Refrigerators, food packaging, thousands of plastic bottles and even a Buddha statue were amongst the items fished from the Creek. More than 100 tonnes of waste are dredged from Dubai Creek each month, new figures showed, amid warnings about the environmental effect of dumping rubbish.
Crews from Dubai Municipality dredge twice a day and last year lifted 1,619 tonnes of rubbish – the equivalent weight of about 300 adult elephants. Cruise ship crews, dhow operators and fishermen have been singled out as among the main littering culprits and have been warned that those caught face substantial fines.
"Throwing waste into Dubai Creek is polluting the water, obstructing the movement of vessels and taking up space at the marina," said Yaqoob Al Ali, Head of Hygiene, Dubai Municipality.

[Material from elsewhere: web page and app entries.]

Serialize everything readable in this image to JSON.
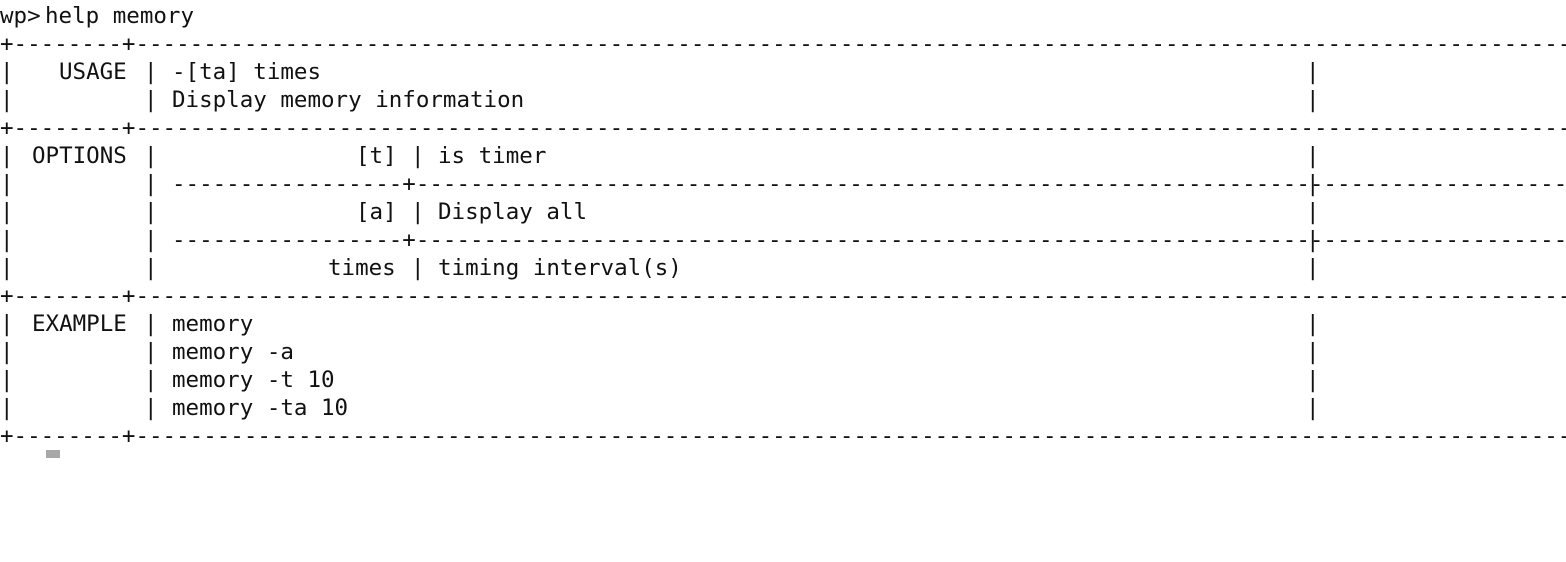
{
  "terminal": {
    "prompt": "wp>",
    "command": "help memory",
    "table": {
      "usage": {
        "label": "USAGE",
        "lines": [
          "-[ta] times",
          "Display memory information"
        ]
      },
      "options": {
        "label": "OPTIONS",
        "rows": [
          {
            "flag": "[t]",
            "desc": "is timer"
          },
          {
            "flag": "[a]",
            "desc": "Display all"
          },
          {
            "flag": "times",
            "desc": "timing interval(s)"
          }
        ]
      },
      "example": {
        "label": "EXAMPLE",
        "lines": [
          "memory",
          "memory -a",
          "memory -t 10",
          "memory -ta 10"
        ]
      }
    }
  }
}
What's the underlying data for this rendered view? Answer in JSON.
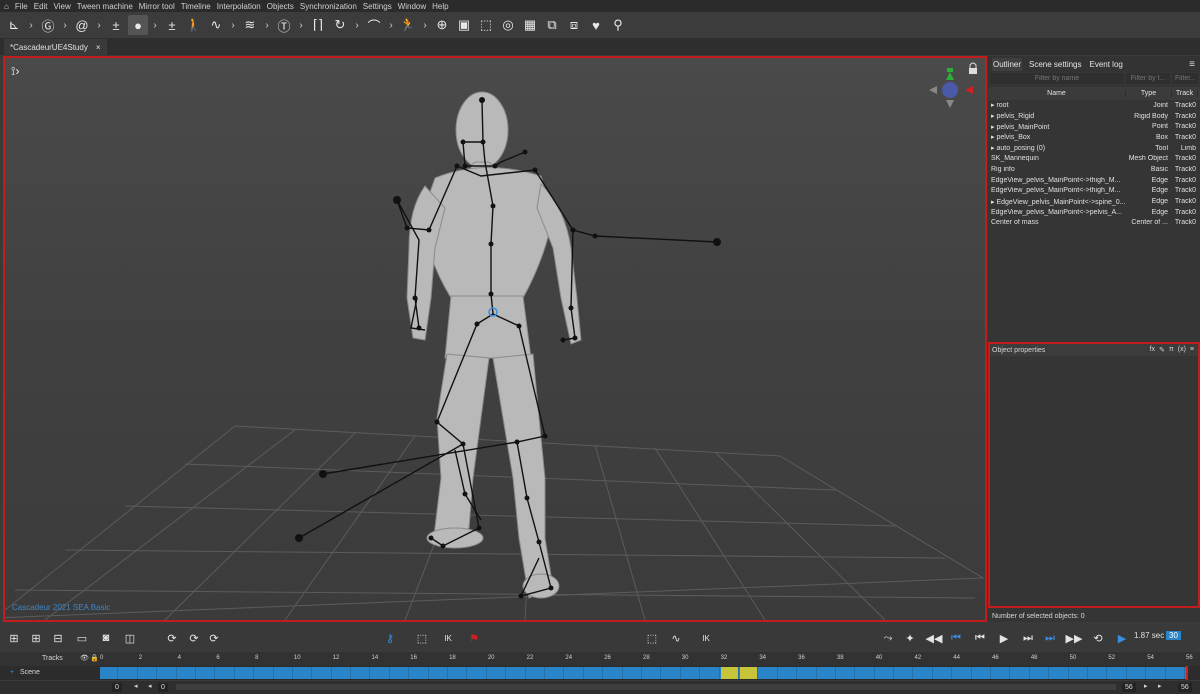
{
  "menu": [
    "File",
    "Edit",
    "View",
    "Tween machine",
    "Mirror tool",
    "Timeline",
    "Interpolation",
    "Objects",
    "Synchronization",
    "Settings",
    "Window",
    "Help"
  ],
  "toolbar_icons": [
    "select-tool-icon",
    "chevron-icon",
    "group-tool-icon",
    "chevron-icon",
    "spiral-tool-icon",
    "chevron-icon",
    "plus-minus-icon",
    "dot-tool-icon",
    "chevron-icon",
    "plus-minus-icon",
    "walk-icon",
    "curve-tool-icon",
    "chevron-icon",
    "wave-tool-icon",
    "chevron-icon",
    "text-tool-icon",
    "chevron-icon",
    "bracket-tool-icon",
    "loop-tool-icon",
    "chevron-icon",
    "arc-tool-icon",
    "chevron-icon",
    "run-icon",
    "chevron-icon",
    "target-icon",
    "camera-icon",
    "frame-icon",
    "swirl-icon",
    "grid-icon",
    "copy-icon",
    "paste-icon",
    "heart-shield-icon",
    "pose-icon"
  ],
  "document_tab": {
    "title": "*CascadeurUE4Study",
    "close": "×"
  },
  "viewport": {
    "watermark": "Cascadeur 2021 SEA Basic"
  },
  "outliner": {
    "tabs": [
      "Outliner",
      "Scene settings",
      "Event log"
    ],
    "menu_icon": "hamburger-icon",
    "filters": {
      "name": "Filter by name",
      "type": "Filter by t...",
      "track": "Filter..."
    },
    "columns": [
      "Name",
      "Type",
      "Track"
    ],
    "rows": [
      {
        "name": "▸ root",
        "type": "Joint",
        "track": "Track0"
      },
      {
        "name": "▸ pelvis_Rigid",
        "type": "Rigid Body",
        "track": "Track0"
      },
      {
        "name": "▸ pelvis_MainPoint",
        "type": "Point",
        "track": "Track0"
      },
      {
        "name": "▸ pelvis_Box",
        "type": "Box",
        "track": "Track0"
      },
      {
        "name": "▸ auto_posing (0)",
        "type": "Tool",
        "track": "Limb"
      },
      {
        "name": "SK_Mannequin",
        "type": "Mesh Object",
        "track": "Track0"
      },
      {
        "name": "Rig info",
        "type": "Basic",
        "track": "Track0"
      },
      {
        "name": "EdgeView_pelvis_MainPoint<->thigh_M...",
        "type": "Edge",
        "track": "Track0"
      },
      {
        "name": "EdgeView_pelvis_MainPoint<->thigh_M...",
        "type": "Edge",
        "track": "Track0"
      },
      {
        "name": "▸ EdgeView_pelvis_MainPoint<->spine_0...",
        "type": "Edge",
        "track": "Track0"
      },
      {
        "name": "EdgeView_pelvis_MainPoint<->pelvis_A...",
        "type": "Edge",
        "track": "Track0"
      },
      {
        "name": "Center of mass",
        "type": "Center of ...",
        "track": "Track0"
      }
    ]
  },
  "object_properties": {
    "title": "Object properties",
    "icons": [
      "fx",
      "✎",
      "π",
      "(x)",
      "≡"
    ]
  },
  "selection": {
    "label": "Number of selected objects: 0"
  },
  "playback": {
    "time": "1.87 sec",
    "fps_badge": "30",
    "ik_label": "IK",
    "ik_label2": "IK"
  },
  "timeline": {
    "tracks_label": "Tracks",
    "scene_label": "Scene",
    "frame_ticks": [
      "0",
      "2",
      "4",
      "6",
      "8",
      "10",
      "12",
      "14",
      "16",
      "18",
      "20",
      "22",
      "24",
      "26",
      "28",
      "30",
      "32",
      "34",
      "36",
      "38",
      "40",
      "42",
      "44",
      "46",
      "48",
      "50",
      "52",
      "54",
      "56"
    ],
    "end_frame": "56",
    "start_field": "0",
    "start_field2": "0",
    "end_field": "56",
    "end_field2": "56",
    "highlight_frame": 32
  },
  "colors": {
    "accent_red": "#c21d1d",
    "track_blue": "#2a84c8",
    "highlight_yellow": "#c8c43a",
    "watermark_blue": "#3e86c8"
  }
}
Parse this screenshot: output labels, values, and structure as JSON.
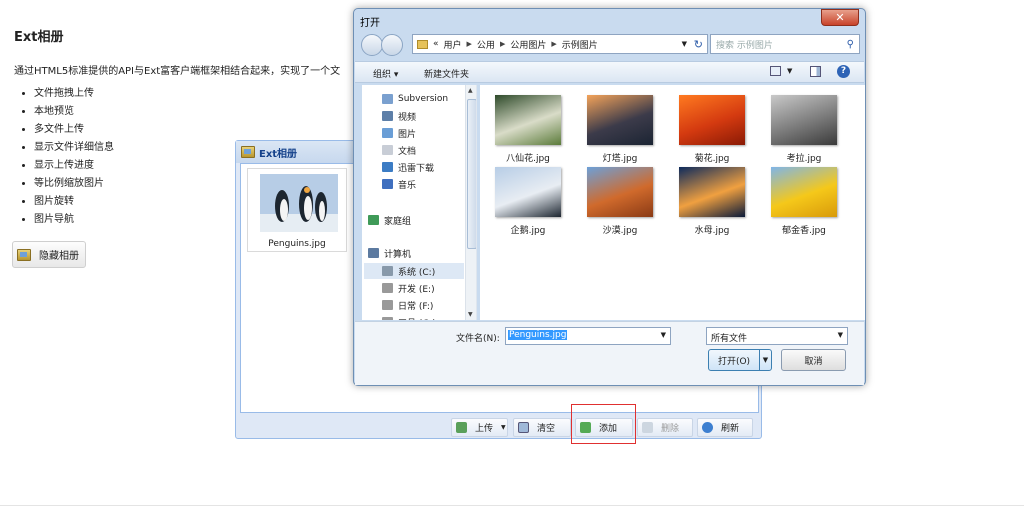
{
  "page": {
    "title": "Ext相册",
    "description": "通过HTML5标准提供的API与Ext富客户端框架相结合起来，实现了一个文",
    "features": [
      "文件拖拽上传",
      "本地预览",
      "多文件上传",
      "显示文件详细信息",
      "显示上传进度",
      "等比例缩放图片",
      "图片旋转",
      "图片导航"
    ],
    "hide_album_button": "隐藏相册"
  },
  "album_window": {
    "title": "Ext相册",
    "images": [
      {
        "caption": "Penguins.jpg"
      }
    ],
    "toolbar": {
      "upload": "上传",
      "clear": "清空",
      "add": "添加",
      "delete": "删除",
      "refresh": "刷新"
    }
  },
  "dialog": {
    "title": "打开",
    "close_glyph": "✕",
    "address_path": [
      "«",
      "用户",
      "公用",
      "公用图片",
      "示例图片"
    ],
    "search_placeholder": "搜索 示例图片",
    "commands": {
      "organize": "组织 ▾",
      "new_folder": "新建文件夹"
    },
    "nav_items": [
      {
        "label": "Subversion",
        "color": "#7aa0cf"
      },
      {
        "label": "视频",
        "color": "#5d7fa8"
      },
      {
        "label": "图片",
        "color": "#6a9ed6"
      },
      {
        "label": "文档",
        "color": "#c8cdd6"
      },
      {
        "label": "迅雷下载",
        "color": "#3c7cc4"
      },
      {
        "label": "音乐",
        "color": "#3f6fbf"
      },
      {
        "label": "家庭组",
        "color": "#3f9a58"
      },
      {
        "label": "计算机",
        "color": "#5c7aa0"
      },
      {
        "label": "系统 (C:)",
        "color": "#8899aa"
      },
      {
        "label": "开发 (E:)",
        "color": "#999999"
      },
      {
        "label": "日常 (F:)",
        "color": "#999999"
      },
      {
        "label": "工具 (G:)",
        "color": "#999999"
      }
    ],
    "files": [
      {
        "name": "八仙花.jpg",
        "colors": [
          "#2e4a2a",
          "#d9dcc8",
          "#5b7b3a"
        ]
      },
      {
        "name": "灯塔.jpg",
        "colors": [
          "#f3a35a",
          "#3c3b4a",
          "#1b2433"
        ]
      },
      {
        "name": "菊花.jpg",
        "colors": [
          "#ff7a20",
          "#d43a10",
          "#8a1a05"
        ]
      },
      {
        "name": "考拉.jpg",
        "colors": [
          "#c9c9c9",
          "#7b7b7b",
          "#3a3a3a"
        ]
      },
      {
        "name": "企鹅.jpg",
        "colors": [
          "#b7cde6",
          "#e8edf3",
          "#1d2630"
        ]
      },
      {
        "name": "沙漠.jpg",
        "colors": [
          "#6da0d8",
          "#d06a2c",
          "#8a3a15"
        ]
      },
      {
        "name": "水母.jpg",
        "colors": [
          "#0d2a5c",
          "#f0a040",
          "#0a1a3a"
        ]
      },
      {
        "name": "郁金香.jpg",
        "colors": [
          "#7fb5e8",
          "#f5c81a",
          "#d89a0a"
        ]
      }
    ],
    "filename_label": "文件名(N):",
    "filename_value": "Penguins.jpg",
    "file_type": "所有文件",
    "open_button": "打开(O)",
    "cancel_button": "取消"
  }
}
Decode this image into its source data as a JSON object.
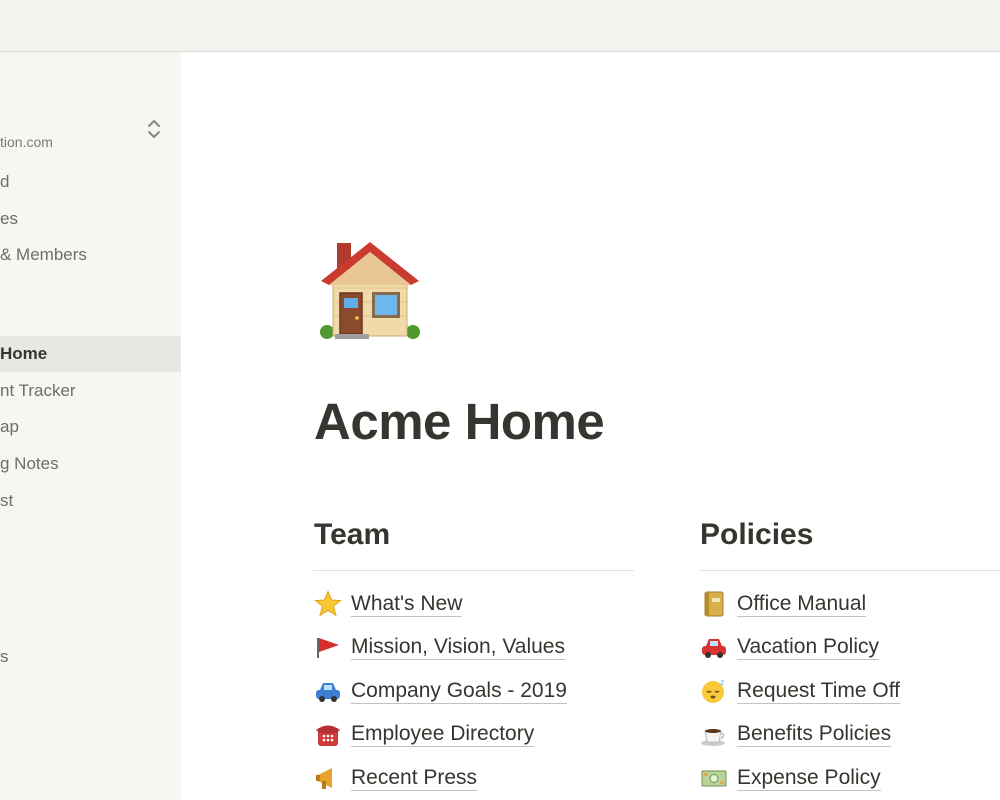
{
  "sidebar": {
    "workspace_email": "tion.com",
    "items_top": [
      {
        "label": "d"
      },
      {
        "label": "es"
      },
      {
        "label": "& Members"
      }
    ],
    "items_pages": [
      {
        "label": "Home",
        "active": true
      },
      {
        "label": "nt Tracker"
      },
      {
        "label": "ap"
      },
      {
        "label": "g Notes"
      },
      {
        "label": "st"
      }
    ],
    "items_bottom": [
      {
        "label": "s"
      }
    ]
  },
  "page": {
    "icon": "house-icon",
    "title": "Acme Home"
  },
  "columns": [
    {
      "heading": "Team",
      "links": [
        {
          "icon": "star-icon",
          "label": "What's New"
        },
        {
          "icon": "red-flag-icon",
          "label": "Mission, Vision, Values"
        },
        {
          "icon": "car-icon",
          "label": "Company Goals - 2019"
        },
        {
          "icon": "telephone-icon",
          "label": "Employee Directory"
        },
        {
          "icon": "megaphone-icon",
          "label": "Recent Press"
        }
      ]
    },
    {
      "heading": "Policies",
      "links": [
        {
          "icon": "notebook-icon",
          "label": "Office Manual"
        },
        {
          "icon": "red-car-icon",
          "label": "Vacation Policy"
        },
        {
          "icon": "sleeping-face-icon",
          "label": "Request Time Off"
        },
        {
          "icon": "coffee-icon",
          "label": "Benefits Policies"
        },
        {
          "icon": "money-icon",
          "label": "Expense Policy"
        }
      ]
    }
  ]
}
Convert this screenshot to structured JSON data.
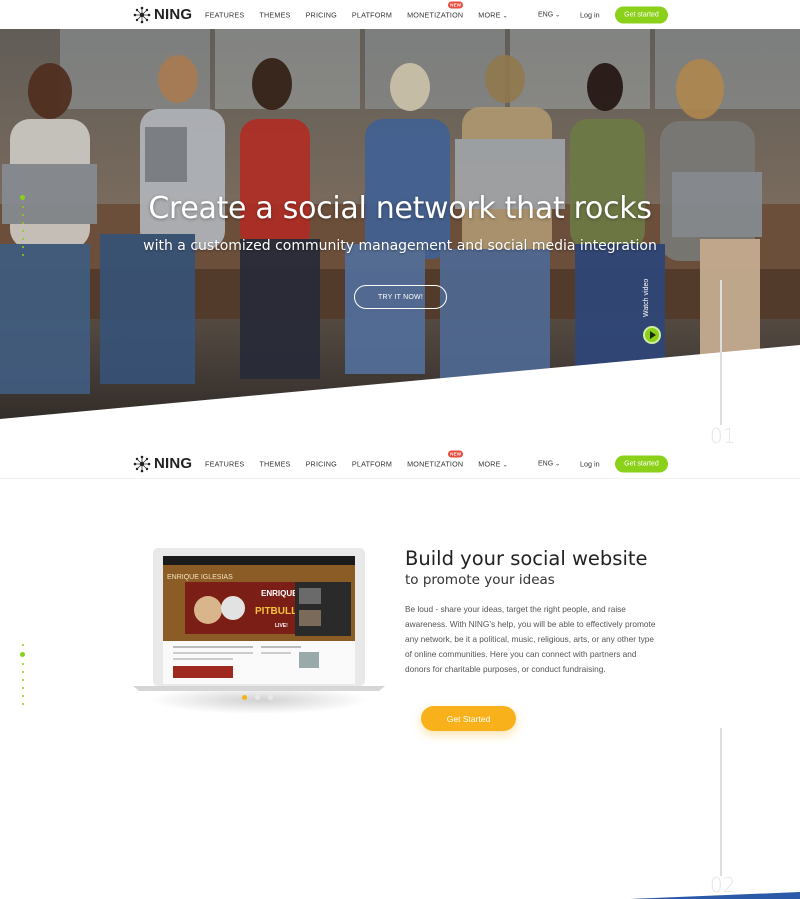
{
  "brand": {
    "name": "NING",
    "accent": "#8bd11a",
    "cta_orange": "#f9b11b",
    "badge_red": "#e84a3b"
  },
  "nav": {
    "items": [
      {
        "label": "FEATURES"
      },
      {
        "label": "THEMES"
      },
      {
        "label": "PRICING"
      },
      {
        "label": "PLATFORM"
      },
      {
        "label": "MONETIZATION",
        "badge": "NEW"
      },
      {
        "label": "MORE"
      }
    ],
    "language": "ENG",
    "login": "Log in",
    "cta": "Get started"
  },
  "hero": {
    "title": "Create a social network that rocks",
    "subtitle": "with a customized community management and social media integration",
    "button": "TRY IT NOW!",
    "watch_video": "Watch video",
    "section_number": "01"
  },
  "section2": {
    "title": "Build your social website",
    "subtitle": "to promote your ideas",
    "body": "Be loud - share your ideas, target the right people, and raise awareness. With NING's help, you will be able to effectively promote any network, be it a political, music, religious, arts, or any other type of online communities. Here you can connect with partners and donors for charitable purposes, or conduct fundraising.",
    "button": "Get Started",
    "section_number": "02",
    "carousel": {
      "count": 3,
      "active_index": 0
    },
    "screen": {
      "header": "ENRIQUE IGLESIAS",
      "poster_name": "ENRIQUE",
      "poster_guest": "PITBULL",
      "poster_tag": "LIVE!"
    }
  }
}
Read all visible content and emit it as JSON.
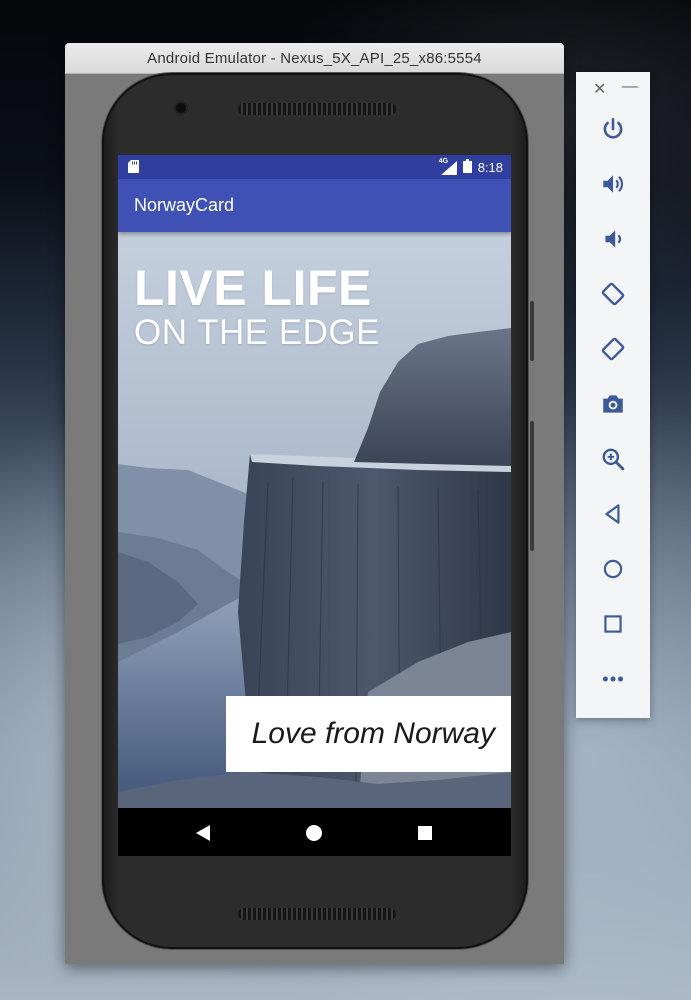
{
  "emulator": {
    "window_title": "Android Emulator - Nexus_5X_API_25_x86:5554"
  },
  "status_bar": {
    "network": "4G",
    "time": "8:18"
  },
  "app": {
    "title": "NorwayCard",
    "headline_line1": "LIVE LIFE",
    "headline_line2": "ON THE EDGE",
    "tagline": "Love from Norway"
  },
  "toolbar": {
    "close_glyph": "✕",
    "minimize_glyph": "—",
    "buttons": [
      "power-icon",
      "volume-up-icon",
      "volume-down-icon",
      "rotate-left-icon",
      "rotate-right-icon",
      "camera-icon",
      "zoom-icon",
      "back-icon",
      "home-icon",
      "overview-icon",
      "more-icon"
    ]
  },
  "colors": {
    "status_bar": "#303F9F",
    "app_bar": "#3F51B5",
    "toolbar_icon": "#3c5a99"
  }
}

Two sunken dhows weighing a total 85 tonnes laden with cargo were also polluting the water but both were lifted out as part of a major operation last year. The majority of waste comes from tourist and trade ships. Restaurants have also been warned that all waste was to be properly collected, but crews appeared to ignore the warnings aimed at tackling those who ‘have a total disregard for laws and regulations’. The UAE Environment Week earlier this month addressed this topic to preserve the marine environment at a summit chaired by Lt Gen Dhahi Khalfan Tamim, Deputy Head of Dubai Police and Public Security.
Carrying and loading diesel fuel in the Creek was one of the topics discussed, as was creating private family beaches in Jumeirah. Lt Gen Tamim warned that black points and fines would be issued to those found flouting environment
laws. The maximum fine for dumping waste into the water is just Dh500. There were no announcements of new fines during the meeting of the Higher Committee for Maritime Affairs.